YOUR TASK: How many lines of the entries below contain the string "Produk"? State the number alone.

DATA FOR REVIEW:

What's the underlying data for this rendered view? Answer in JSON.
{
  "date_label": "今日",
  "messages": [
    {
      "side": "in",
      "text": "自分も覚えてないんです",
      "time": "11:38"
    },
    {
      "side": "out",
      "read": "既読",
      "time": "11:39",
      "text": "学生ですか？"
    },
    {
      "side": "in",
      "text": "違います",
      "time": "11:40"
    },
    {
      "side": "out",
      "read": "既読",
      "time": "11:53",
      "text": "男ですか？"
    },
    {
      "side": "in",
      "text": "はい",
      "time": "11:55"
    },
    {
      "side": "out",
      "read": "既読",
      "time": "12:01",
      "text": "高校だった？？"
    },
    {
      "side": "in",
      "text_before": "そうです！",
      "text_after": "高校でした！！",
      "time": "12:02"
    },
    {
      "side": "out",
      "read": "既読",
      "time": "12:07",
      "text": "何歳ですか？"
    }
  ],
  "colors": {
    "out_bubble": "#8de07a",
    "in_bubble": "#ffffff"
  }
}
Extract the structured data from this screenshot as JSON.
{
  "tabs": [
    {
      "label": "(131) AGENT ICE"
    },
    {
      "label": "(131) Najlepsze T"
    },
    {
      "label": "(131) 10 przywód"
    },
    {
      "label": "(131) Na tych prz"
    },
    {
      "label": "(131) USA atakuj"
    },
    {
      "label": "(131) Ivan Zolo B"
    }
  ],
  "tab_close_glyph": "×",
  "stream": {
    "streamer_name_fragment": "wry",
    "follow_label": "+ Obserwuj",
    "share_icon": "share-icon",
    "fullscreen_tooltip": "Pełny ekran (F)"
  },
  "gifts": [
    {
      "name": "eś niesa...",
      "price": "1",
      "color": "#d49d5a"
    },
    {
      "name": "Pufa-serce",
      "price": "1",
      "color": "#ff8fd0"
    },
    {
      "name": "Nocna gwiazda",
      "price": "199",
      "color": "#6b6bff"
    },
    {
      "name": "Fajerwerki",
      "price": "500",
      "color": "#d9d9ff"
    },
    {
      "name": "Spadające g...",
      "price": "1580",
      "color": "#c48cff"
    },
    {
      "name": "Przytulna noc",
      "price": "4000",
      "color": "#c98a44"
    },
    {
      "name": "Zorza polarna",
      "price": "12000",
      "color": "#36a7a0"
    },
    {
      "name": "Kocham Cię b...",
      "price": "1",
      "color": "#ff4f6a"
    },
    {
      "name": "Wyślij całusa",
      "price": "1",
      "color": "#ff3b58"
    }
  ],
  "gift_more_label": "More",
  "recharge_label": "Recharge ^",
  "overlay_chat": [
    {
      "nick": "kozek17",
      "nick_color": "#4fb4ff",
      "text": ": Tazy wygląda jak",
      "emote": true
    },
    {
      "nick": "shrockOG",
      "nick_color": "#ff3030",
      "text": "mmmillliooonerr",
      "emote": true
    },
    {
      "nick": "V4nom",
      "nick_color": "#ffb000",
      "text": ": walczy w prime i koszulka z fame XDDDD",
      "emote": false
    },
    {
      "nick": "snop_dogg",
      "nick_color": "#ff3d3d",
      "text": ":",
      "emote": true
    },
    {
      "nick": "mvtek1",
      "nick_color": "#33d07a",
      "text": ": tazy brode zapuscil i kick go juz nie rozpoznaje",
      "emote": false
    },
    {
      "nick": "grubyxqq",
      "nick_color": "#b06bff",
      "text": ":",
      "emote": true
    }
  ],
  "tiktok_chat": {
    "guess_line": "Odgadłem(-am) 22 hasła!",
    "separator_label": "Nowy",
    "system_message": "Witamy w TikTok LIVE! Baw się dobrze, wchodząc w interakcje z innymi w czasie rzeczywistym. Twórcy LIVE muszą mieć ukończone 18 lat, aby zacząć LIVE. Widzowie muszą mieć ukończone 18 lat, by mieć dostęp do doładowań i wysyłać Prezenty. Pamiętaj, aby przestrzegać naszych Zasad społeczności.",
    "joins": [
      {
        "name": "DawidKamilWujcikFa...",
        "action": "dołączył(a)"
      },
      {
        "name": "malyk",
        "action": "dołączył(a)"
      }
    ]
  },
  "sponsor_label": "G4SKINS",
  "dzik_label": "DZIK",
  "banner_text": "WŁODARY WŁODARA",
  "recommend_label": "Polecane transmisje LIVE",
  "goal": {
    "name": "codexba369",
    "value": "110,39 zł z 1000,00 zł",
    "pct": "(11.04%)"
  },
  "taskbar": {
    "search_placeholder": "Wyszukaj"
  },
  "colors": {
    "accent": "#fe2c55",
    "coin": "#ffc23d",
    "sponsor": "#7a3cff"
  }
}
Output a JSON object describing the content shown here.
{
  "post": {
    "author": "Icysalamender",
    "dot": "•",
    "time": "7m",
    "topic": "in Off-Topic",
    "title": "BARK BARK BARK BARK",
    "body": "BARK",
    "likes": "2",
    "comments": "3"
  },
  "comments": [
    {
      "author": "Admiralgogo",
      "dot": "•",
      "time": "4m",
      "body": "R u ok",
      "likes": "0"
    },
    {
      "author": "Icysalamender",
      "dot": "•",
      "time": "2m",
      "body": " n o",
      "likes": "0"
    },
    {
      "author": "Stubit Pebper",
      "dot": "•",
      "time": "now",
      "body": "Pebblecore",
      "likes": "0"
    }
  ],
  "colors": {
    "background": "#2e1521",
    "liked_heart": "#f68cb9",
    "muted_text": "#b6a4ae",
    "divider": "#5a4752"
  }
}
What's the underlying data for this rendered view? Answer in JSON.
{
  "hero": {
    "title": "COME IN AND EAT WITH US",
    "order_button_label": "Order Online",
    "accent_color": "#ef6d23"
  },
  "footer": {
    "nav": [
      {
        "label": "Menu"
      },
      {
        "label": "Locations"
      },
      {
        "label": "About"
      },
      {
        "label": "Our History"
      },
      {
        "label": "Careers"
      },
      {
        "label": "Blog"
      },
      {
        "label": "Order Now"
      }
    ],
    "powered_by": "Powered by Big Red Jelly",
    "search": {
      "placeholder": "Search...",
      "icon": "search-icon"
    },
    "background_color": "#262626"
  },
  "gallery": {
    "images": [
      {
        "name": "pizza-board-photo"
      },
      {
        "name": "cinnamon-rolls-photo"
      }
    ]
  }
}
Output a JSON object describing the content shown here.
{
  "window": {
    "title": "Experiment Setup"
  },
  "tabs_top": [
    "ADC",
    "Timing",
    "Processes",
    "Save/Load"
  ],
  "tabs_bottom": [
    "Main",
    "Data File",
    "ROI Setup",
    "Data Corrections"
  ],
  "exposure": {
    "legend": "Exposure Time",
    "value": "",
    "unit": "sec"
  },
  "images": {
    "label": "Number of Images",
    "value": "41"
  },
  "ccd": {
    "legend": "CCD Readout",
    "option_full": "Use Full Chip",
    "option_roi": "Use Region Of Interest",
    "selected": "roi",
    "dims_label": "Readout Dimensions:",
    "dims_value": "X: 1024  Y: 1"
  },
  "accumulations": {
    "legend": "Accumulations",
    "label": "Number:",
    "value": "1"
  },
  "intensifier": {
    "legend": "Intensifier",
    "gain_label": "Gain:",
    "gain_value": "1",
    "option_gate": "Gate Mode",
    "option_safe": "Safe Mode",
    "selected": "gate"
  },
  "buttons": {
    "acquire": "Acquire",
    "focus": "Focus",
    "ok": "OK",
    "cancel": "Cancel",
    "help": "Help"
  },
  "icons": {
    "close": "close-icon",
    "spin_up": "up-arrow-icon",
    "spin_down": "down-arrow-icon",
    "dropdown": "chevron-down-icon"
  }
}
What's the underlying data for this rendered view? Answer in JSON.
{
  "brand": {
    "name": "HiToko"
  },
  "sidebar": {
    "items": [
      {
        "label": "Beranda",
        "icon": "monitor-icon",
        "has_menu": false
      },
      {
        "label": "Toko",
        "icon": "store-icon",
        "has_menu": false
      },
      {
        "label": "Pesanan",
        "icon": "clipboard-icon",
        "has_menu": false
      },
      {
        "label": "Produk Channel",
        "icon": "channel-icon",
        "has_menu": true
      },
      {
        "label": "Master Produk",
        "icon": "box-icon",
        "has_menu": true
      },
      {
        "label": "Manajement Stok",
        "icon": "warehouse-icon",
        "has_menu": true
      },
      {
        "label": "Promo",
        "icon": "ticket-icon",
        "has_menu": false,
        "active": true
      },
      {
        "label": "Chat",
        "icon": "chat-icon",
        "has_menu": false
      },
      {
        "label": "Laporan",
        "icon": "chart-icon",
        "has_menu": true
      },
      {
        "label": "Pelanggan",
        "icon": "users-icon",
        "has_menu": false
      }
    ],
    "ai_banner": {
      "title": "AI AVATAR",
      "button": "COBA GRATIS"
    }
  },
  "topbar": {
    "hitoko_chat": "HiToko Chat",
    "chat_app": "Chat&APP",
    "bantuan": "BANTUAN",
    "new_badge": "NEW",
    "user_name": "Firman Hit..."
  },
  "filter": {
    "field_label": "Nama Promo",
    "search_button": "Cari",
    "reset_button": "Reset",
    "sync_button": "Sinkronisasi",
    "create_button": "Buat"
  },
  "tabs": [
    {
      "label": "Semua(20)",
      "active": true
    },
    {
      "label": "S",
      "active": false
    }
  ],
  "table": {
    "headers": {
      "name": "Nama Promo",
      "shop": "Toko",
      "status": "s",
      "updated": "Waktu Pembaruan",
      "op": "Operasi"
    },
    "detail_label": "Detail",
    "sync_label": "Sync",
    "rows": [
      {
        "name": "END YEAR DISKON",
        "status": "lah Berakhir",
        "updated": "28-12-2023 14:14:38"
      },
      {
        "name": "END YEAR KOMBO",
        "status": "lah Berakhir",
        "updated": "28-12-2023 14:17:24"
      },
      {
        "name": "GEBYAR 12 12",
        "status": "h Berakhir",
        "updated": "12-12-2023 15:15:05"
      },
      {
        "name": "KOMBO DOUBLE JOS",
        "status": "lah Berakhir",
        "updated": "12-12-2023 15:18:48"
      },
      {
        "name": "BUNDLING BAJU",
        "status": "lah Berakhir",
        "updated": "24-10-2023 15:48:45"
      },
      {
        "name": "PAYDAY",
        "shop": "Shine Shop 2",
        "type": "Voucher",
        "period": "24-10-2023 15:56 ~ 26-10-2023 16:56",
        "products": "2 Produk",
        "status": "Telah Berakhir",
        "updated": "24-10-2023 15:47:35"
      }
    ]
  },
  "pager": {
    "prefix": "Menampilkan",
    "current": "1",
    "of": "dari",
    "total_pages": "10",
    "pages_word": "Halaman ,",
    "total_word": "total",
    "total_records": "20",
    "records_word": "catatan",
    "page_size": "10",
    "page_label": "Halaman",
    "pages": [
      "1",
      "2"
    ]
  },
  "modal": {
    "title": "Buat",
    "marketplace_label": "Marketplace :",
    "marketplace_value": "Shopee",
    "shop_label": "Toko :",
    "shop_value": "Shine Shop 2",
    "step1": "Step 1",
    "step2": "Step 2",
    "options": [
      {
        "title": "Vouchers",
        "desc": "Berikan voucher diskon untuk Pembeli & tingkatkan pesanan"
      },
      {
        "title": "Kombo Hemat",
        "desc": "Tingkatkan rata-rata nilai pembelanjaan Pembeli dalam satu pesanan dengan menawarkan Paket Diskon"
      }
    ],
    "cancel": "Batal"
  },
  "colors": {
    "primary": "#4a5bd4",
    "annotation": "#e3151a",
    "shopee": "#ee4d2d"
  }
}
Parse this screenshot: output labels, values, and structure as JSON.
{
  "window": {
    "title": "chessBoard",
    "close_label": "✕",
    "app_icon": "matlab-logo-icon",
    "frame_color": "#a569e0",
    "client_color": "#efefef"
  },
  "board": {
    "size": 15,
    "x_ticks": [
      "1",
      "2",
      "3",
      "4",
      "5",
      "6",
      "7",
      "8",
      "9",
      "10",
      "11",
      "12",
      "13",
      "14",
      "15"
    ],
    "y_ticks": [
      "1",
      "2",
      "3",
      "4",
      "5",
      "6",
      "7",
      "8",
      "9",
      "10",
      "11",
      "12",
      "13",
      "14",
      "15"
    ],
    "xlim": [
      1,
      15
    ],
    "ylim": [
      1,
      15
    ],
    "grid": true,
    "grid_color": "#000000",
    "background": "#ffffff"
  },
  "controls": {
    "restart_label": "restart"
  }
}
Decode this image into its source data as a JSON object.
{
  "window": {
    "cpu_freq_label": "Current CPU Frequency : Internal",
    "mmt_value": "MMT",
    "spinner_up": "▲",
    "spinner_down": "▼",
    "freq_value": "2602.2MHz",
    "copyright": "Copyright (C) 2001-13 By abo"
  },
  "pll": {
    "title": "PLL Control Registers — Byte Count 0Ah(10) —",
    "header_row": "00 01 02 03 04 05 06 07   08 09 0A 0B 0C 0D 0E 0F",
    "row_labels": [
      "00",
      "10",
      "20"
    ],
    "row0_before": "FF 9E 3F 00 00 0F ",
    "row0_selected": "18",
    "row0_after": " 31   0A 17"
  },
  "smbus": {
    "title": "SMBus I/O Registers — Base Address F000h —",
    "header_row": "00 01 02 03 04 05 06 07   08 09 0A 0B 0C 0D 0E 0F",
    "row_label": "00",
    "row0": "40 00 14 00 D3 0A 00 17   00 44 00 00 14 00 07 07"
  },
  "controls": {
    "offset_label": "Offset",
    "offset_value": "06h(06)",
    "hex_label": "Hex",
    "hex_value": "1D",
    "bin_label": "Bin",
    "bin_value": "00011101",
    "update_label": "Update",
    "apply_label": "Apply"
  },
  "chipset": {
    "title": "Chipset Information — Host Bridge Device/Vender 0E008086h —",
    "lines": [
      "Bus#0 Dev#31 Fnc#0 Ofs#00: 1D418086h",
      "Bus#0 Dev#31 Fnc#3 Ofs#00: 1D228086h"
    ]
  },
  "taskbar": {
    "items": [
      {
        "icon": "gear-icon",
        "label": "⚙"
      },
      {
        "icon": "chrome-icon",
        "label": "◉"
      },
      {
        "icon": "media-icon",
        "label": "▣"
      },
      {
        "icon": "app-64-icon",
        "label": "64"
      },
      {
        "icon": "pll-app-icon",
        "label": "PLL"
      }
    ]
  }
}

WRITTEN REPLY: 3